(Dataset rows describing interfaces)
------------------------------------------------------------------------

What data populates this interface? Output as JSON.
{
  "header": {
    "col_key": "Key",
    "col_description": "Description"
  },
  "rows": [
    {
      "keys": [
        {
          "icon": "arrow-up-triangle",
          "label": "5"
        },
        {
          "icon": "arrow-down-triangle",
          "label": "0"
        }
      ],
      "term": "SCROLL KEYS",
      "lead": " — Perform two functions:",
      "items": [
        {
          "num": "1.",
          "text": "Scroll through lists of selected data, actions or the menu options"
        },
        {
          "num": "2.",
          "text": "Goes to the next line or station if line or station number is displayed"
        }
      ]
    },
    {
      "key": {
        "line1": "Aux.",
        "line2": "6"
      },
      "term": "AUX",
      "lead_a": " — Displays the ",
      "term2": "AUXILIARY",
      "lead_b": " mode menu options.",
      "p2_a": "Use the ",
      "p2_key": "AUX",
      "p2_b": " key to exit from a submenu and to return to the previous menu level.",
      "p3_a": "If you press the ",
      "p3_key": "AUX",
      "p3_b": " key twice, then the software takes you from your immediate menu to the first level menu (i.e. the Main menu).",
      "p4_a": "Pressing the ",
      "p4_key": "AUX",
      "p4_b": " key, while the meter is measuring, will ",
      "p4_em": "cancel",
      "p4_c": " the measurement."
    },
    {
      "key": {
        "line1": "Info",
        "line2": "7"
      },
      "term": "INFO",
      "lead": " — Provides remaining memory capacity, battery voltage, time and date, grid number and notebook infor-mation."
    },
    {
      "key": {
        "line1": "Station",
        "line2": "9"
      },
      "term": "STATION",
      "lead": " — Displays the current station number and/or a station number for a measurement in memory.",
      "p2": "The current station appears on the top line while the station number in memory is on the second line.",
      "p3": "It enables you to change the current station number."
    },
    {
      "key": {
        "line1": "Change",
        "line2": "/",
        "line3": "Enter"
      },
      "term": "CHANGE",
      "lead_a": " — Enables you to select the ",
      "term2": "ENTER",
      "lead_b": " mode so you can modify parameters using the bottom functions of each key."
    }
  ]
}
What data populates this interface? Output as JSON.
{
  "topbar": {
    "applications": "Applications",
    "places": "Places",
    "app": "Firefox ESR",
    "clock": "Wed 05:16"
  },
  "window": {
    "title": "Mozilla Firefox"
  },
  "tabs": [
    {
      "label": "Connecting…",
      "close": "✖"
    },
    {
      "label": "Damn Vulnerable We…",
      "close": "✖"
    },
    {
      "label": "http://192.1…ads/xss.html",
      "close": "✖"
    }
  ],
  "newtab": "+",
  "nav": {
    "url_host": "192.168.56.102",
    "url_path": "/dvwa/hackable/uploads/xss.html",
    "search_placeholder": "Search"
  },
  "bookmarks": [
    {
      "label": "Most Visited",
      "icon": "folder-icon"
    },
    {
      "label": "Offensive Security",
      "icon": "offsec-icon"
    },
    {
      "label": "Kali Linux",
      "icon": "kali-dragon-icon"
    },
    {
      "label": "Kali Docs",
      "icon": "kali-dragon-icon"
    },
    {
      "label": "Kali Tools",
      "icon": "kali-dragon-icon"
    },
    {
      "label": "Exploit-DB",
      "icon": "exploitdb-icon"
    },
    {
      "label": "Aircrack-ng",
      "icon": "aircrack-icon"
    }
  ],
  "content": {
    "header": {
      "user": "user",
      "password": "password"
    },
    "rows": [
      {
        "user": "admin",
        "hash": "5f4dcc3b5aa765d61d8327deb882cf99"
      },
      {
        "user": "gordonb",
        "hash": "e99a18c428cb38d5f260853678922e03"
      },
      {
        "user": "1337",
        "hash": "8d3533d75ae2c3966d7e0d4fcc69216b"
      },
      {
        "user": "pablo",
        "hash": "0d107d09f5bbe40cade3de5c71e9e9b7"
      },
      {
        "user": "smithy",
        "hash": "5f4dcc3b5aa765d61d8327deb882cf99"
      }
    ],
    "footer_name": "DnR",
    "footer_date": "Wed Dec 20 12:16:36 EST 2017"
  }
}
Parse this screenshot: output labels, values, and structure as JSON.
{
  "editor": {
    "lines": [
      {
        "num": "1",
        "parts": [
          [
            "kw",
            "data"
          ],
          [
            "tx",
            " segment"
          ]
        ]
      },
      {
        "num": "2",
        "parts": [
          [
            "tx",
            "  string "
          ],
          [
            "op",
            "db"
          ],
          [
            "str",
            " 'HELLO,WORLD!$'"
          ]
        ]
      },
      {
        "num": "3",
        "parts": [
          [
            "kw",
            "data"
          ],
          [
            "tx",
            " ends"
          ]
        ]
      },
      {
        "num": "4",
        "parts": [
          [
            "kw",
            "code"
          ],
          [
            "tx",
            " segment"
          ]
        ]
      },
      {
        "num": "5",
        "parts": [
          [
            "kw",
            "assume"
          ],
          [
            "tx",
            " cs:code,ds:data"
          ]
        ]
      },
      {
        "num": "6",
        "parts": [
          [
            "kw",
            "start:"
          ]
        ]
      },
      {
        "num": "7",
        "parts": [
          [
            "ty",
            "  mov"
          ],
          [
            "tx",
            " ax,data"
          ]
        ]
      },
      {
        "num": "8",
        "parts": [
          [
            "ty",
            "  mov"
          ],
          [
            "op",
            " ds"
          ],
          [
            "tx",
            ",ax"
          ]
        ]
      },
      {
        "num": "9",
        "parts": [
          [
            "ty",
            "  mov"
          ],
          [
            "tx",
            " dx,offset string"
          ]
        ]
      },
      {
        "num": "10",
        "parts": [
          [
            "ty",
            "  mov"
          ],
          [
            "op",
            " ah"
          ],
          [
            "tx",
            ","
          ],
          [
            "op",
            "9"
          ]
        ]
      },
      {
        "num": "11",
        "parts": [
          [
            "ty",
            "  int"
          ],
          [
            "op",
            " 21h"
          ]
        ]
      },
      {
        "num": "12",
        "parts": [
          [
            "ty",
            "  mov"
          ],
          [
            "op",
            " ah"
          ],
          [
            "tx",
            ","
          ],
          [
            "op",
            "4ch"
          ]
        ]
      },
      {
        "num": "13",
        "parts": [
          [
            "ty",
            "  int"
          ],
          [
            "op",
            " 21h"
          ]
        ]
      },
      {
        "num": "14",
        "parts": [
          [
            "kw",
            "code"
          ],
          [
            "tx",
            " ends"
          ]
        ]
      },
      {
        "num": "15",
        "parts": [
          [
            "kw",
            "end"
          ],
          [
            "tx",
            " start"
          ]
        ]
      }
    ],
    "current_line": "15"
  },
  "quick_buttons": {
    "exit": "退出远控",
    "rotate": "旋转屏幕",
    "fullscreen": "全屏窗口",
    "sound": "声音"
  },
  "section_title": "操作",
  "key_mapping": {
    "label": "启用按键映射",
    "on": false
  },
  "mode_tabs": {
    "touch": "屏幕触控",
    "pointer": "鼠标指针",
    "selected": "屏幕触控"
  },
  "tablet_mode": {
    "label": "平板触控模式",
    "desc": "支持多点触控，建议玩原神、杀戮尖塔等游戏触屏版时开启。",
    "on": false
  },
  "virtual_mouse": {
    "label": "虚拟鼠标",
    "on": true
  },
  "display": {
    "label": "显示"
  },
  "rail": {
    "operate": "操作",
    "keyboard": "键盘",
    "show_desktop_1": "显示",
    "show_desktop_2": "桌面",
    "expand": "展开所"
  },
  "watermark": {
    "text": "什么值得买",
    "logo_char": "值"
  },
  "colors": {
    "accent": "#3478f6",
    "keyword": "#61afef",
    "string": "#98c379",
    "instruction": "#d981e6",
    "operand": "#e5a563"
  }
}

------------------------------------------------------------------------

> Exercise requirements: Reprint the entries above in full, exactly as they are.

> Solution below:
What data populates this interface? Output as JSON.
{
  "header": {
    "col_key": "Key",
    "col_description": "Description"
  },
  "rows": [
    {
      "keys": [
        {
          "icon": "arrow-up-triangle",
          "label": "5"
        },
        {
          "icon": "arrow-down-triangle",
          "label": "0"
        }
      ],
      "term": "SCROLL KEYS",
      "lead": " — Perform two functions:",
      "items": [
        {
          "num": "1.",
          "text": "Scroll through lists of selected data, actions or the menu options"
        },
        {
          "num": "2.",
          "text": "Goes to the next line or station if line or station number is displayed"
        }
      ]
    },
    {
      "key": {
        "line1": "Aux.",
        "line2": "6"
      },
      "term": "AUX",
      "lead_a": " — Displays the ",
      "term2": "AUXILIARY",
      "lead_b": " mode menu options.",
      "p2_a": "Use the ",
      "p2_key": "AUX",
      "p2_b": " key to exit from a submenu and to return to the previous menu level.",
      "p3_a": "If you press the ",
      "p3_key": "AUX",
      "p3_b": " key twice, then the software takes you from your immediate menu to the first level menu (i.e. the Main menu).",
      "p4_a": "Pressing the ",
      "p4_key": "AUX",
      "p4_b": " key, while the meter is measuring, will ",
      "p4_em": "cancel",
      "p4_c": " the measurement."
    },
    {
      "key": {
        "line1": "Info",
        "line2": "7"
      },
      "term": "INFO",
      "lead": " — Provides remaining memory capacity, battery voltage, time and date, grid number and notebook infor-mation."
    },
    {
      "key": {
        "line1": "Station",
        "line2": "9"
      },
      "term": "STATION",
      "lead": " — Displays the current station number and/or a station number for a measurement in memory.",
      "p2": "The current station appears on the top line while the station number in memory is on the second line.",
      "p3": "It enables you to change the current station number."
    },
    {
      "key": {
        "line1": "Change",
        "line2": "/",
        "line3": "Enter"
      },
      "term": "CHANGE",
      "lead_a": " — Enables you to select the ",
      "term2": "ENTER",
      "lead_b": " mode so you can modify parameters using the bottom functions of each key."
    }
  ]
}
What data populates this interface? Output as JSON.
{
  "topbar": {
    "applications": "Applications",
    "places": "Places",
    "app": "Firefox ESR",
    "clock": "Wed 05:16"
  },
  "window": {
    "title": "Mozilla Firefox"
  },
  "tabs": [
    {
      "label": "Connecting…",
      "close": "✖"
    },
    {
      "label": "Damn Vulnerable We…",
      "close": "✖"
    },
    {
      "label": "http://192.1…ads/xss.html",
      "close": "✖"
    }
  ],
  "newtab": "+",
  "nav": {
    "url_host": "192.168.56.102",
    "url_path": "/dvwa/hackable/uploads/xss.html",
    "search_placeholder": "Search"
  },
  "bookmarks": [
    {
      "label": "Most Visited",
      "icon": "folder-icon"
    },
    {
      "label": "Offensive Security",
      "icon": "offsec-icon"
    },
    {
      "label": "Kali Linux",
      "icon": "kali-dragon-icon"
    },
    {
      "label": "Kali Docs",
      "icon": "kali-dragon-icon"
    },
    {
      "label": "Kali Tools",
      "icon": "kali-dragon-icon"
    },
    {
      "label": "Exploit-DB",
      "icon": "exploitdb-icon"
    },
    {
      "label": "Aircrack-ng",
      "icon": "aircrack-icon"
    }
  ],
  "content": {
    "header": {
      "user": "user",
      "password": "password"
    },
    "rows": [
      {
        "user": "admin",
        "hash": "5f4dcc3b5aa765d61d8327deb882cf99"
      },
      {
        "user": "gordonb",
        "hash": "e99a18c428cb38d5f260853678922e03"
      },
      {
        "user": "1337",
        "hash": "8d3533d75ae2c3966d7e0d4fcc69216b"
      },
      {
        "user": "pablo",
        "hash": "0d107d09f5bbe40cade3de5c71e9e9b7"
      },
      {
        "user": "smithy",
        "hash": "5f4dcc3b5aa765d61d8327deb882cf99"
      }
    ],
    "footer_name": "DnR",
    "footer_date": "Wed Dec 20 12:16:36 EST 2017"
  }
}
Parse this screenshot: output labels, values, and structure as JSON.
{
  "editor": {
    "lines": [
      {
        "num": "1",
        "parts": [
          [
            "kw",
            "data"
          ],
          [
            "tx",
            " segment"
          ]
        ]
      },
      {
        "num": "2",
        "parts": [
          [
            "tx",
            "  string "
          ],
          [
            "op",
            "db"
          ],
          [
            "str",
            " 'HELLO,WORLD!$'"
          ]
        ]
      },
      {
        "num": "3",
        "parts": [
          [
            "kw",
            "data"
          ],
          [
            "tx",
            " ends"
          ]
        ]
      },
      {
        "num": "4",
        "parts": [
          [
            "kw",
            "code"
          ],
          [
            "tx",
            " segment"
          ]
        ]
      },
      {
        "num": "5",
        "parts": [
          [
            "kw",
            "assume"
          ],
          [
            "tx",
            " cs:code,ds:data"
          ]
        ]
      },
      {
        "num": "6",
        "parts": [
          [
            "kw",
            "start:"
          ]
        ]
      },
      {
        "num": "7",
        "parts": [
          [
            "ty",
            "  mov"
          ],
          [
            "tx",
            " ax,data"
          ]
        ]
      },
      {
        "num": "8",
        "parts": [
          [
            "ty",
            "  mov"
          ],
          [
            "op",
            " ds"
          ],
          [
            "tx",
            ",ax"
          ]
        ]
      },
      {
        "num": "9",
        "parts": [
          [
            "ty",
            "  mov"
          ],
          [
            "tx",
            " dx,offset string"
          ]
        ]
      },
      {
        "num": "10",
        "parts": [
          [
            "ty",
            "  mov"
          ],
          [
            "op",
            " ah"
          ],
          [
            "tx",
            ","
          ],
          [
            "op",
            "9"
          ]
        ]
      },
      {
        "num": "11",
        "parts": [
          [
            "ty",
            "  int"
          ],
          [
            "op",
            " 21h"
          ]
        ]
      },
      {
        "num": "12",
        "parts": [
          [
            "ty",
            "  mov"
          ],
          [
            "op",
            " ah"
          ],
          [
            "tx",
            ","
          ],
          [
            "op",
            "4ch"
          ]
        ]
      },
      {
        "num": "13",
        "parts": [
          [
            "ty",
            "  int"
          ],
          [
            "op",
            " 21h"
          ]
        ]
      },
      {
        "num": "14",
        "parts": [
          [
            "kw",
            "code"
          ],
          [
            "tx",
            " ends"
          ]
        ]
      },
      {
        "num": "15",
        "parts": [
          [
            "kw",
            "end"
          ],
          [
            "tx",
            " start"
          ]
        ]
      }
    ],
    "current_line": "15"
  },
  "quick_buttons": {
    "exit": "退出远控",
    "rotate": "旋转屏幕",
    "fullscreen": "全屏窗口",
    "sound": "声音"
  },
  "section_title": "操作",
  "key_mapping": {
    "label": "启用按键映射",
    "on": false
  },
  "mode_tabs": {
    "touch": "屏幕触控",
    "pointer": "鼠标指针",
    "selected": "屏幕触控"
  },
  "tablet_mode": {
    "label": "平板触控模式",
    "desc": "支持多点触控，建议玩原神、杀戮尖塔等游戏触屏版时开启。",
    "on": false
  },
  "virtual_mouse": {
    "label": "虚拟鼠标",
    "on": true
  },
  "display": {
    "label": "显示"
  },
  "rail": {
    "operate": "操作",
    "keyboard": "键盘",
    "show_desktop_1": "显示",
    "show_desktop_2": "桌面",
    "expand": "展开所"
  },
  "watermark": {
    "text": "什么值得买",
    "logo_char": "值"
  },
  "colors": {
    "accent": "#3478f6",
    "keyword": "#61afef",
    "string": "#98c379",
    "instruction": "#d981e6",
    "operand": "#e5a563"
  }
}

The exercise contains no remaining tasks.